--- Exercise objective ---
Give the number of lines in the entries below that contain "names". Write nothing besides it.

--- Information shown ---
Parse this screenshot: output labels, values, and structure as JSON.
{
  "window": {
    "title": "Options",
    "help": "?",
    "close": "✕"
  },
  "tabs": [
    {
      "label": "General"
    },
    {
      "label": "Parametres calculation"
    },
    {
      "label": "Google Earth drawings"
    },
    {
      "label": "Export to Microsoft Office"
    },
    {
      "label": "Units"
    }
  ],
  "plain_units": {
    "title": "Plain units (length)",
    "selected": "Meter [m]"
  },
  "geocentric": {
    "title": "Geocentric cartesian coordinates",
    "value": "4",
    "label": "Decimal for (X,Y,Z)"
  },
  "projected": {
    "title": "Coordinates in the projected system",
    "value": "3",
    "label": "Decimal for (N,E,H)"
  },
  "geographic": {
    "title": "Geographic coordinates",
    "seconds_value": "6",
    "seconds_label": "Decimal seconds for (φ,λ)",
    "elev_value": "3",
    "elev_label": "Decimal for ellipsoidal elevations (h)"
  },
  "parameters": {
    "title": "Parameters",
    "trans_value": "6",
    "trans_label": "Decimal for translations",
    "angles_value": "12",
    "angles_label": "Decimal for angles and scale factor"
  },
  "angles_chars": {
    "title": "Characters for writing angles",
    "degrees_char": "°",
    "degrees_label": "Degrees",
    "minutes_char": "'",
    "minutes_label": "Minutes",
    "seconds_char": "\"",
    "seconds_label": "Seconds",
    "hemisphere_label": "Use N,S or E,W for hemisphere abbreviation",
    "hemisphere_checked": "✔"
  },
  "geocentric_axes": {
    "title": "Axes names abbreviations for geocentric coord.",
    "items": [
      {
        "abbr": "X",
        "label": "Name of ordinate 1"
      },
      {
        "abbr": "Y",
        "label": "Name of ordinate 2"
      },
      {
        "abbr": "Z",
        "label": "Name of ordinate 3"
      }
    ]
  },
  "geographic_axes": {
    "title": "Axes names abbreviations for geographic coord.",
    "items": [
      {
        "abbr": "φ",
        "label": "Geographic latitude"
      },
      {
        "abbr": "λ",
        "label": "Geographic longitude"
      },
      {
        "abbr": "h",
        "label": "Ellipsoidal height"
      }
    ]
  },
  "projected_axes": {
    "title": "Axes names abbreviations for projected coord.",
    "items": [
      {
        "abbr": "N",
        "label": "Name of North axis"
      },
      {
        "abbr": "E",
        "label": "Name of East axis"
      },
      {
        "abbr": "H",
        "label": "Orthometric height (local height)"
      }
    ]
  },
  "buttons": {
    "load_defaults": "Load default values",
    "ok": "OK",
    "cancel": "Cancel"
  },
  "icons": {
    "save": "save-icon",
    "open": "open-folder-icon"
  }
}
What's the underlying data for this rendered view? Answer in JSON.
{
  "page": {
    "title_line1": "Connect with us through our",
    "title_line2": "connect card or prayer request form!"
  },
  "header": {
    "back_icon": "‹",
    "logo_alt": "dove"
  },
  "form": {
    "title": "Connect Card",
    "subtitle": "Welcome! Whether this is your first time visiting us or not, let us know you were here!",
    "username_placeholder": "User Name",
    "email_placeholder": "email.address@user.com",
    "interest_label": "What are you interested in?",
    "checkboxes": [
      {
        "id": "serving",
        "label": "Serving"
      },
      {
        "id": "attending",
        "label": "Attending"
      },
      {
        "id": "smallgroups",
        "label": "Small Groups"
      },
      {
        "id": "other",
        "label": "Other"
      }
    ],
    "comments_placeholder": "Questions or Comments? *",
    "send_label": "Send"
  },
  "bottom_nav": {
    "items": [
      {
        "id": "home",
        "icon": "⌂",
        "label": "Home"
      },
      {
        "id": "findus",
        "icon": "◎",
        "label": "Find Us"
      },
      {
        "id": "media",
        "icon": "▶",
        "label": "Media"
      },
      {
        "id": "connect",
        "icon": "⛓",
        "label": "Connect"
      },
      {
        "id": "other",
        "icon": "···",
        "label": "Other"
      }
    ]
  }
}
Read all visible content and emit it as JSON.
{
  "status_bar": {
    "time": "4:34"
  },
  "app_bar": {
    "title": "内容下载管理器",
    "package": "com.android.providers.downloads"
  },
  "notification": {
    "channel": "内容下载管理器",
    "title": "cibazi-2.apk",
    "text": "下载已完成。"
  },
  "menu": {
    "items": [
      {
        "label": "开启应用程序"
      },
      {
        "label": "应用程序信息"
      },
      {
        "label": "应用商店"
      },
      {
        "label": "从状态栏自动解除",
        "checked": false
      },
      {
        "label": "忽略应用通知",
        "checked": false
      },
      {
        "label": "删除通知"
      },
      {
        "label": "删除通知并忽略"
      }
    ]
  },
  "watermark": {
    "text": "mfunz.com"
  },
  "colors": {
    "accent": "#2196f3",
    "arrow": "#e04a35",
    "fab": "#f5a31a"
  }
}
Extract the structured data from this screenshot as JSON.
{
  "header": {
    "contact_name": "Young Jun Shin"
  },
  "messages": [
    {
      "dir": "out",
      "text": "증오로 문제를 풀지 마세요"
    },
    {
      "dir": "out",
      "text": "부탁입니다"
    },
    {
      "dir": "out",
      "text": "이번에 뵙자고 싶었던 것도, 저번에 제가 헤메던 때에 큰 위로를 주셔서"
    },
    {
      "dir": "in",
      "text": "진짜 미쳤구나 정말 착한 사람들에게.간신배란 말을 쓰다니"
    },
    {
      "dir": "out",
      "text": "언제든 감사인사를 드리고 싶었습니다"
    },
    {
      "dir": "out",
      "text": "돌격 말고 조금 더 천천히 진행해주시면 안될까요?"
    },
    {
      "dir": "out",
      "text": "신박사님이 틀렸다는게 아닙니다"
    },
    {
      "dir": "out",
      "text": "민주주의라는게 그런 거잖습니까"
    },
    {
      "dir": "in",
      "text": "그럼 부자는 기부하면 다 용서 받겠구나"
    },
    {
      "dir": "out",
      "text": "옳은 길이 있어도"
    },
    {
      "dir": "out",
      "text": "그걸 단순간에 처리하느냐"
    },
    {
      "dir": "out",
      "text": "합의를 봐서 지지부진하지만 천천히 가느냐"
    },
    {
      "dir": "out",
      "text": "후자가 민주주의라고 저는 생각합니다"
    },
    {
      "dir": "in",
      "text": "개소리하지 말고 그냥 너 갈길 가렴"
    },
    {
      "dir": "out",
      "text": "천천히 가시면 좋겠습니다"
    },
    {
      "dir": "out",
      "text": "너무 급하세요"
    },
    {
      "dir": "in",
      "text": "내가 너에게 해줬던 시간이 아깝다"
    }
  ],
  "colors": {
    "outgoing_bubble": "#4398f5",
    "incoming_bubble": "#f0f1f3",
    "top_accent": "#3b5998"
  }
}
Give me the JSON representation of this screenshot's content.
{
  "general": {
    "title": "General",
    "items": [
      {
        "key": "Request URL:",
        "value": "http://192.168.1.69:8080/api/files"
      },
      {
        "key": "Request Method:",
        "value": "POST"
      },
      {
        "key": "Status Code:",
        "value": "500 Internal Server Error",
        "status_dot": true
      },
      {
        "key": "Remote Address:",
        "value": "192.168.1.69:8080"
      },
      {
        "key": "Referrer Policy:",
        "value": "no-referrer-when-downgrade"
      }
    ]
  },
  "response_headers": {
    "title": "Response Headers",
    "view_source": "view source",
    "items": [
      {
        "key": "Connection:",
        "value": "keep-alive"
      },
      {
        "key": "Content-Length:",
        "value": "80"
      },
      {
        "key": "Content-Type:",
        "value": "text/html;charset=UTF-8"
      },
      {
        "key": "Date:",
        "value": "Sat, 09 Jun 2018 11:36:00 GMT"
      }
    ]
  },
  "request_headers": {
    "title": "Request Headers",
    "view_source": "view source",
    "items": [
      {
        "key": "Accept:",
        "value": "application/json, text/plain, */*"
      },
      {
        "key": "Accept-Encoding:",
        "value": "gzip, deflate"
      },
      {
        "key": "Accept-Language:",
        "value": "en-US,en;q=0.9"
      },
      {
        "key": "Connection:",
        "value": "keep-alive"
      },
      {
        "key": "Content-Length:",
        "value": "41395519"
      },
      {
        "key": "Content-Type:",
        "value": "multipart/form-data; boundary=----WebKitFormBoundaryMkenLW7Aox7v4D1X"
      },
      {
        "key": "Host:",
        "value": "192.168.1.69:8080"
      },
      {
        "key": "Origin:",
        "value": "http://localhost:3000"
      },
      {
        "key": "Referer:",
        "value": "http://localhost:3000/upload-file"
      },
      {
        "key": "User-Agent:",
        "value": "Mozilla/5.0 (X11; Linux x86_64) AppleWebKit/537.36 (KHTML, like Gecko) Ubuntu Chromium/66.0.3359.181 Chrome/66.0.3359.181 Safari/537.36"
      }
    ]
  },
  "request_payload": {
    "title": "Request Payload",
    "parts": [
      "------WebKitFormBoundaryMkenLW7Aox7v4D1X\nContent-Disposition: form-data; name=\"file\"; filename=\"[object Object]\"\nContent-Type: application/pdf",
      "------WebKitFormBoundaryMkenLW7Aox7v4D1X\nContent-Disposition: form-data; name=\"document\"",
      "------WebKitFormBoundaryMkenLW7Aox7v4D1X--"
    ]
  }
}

--- Exercise result ---
3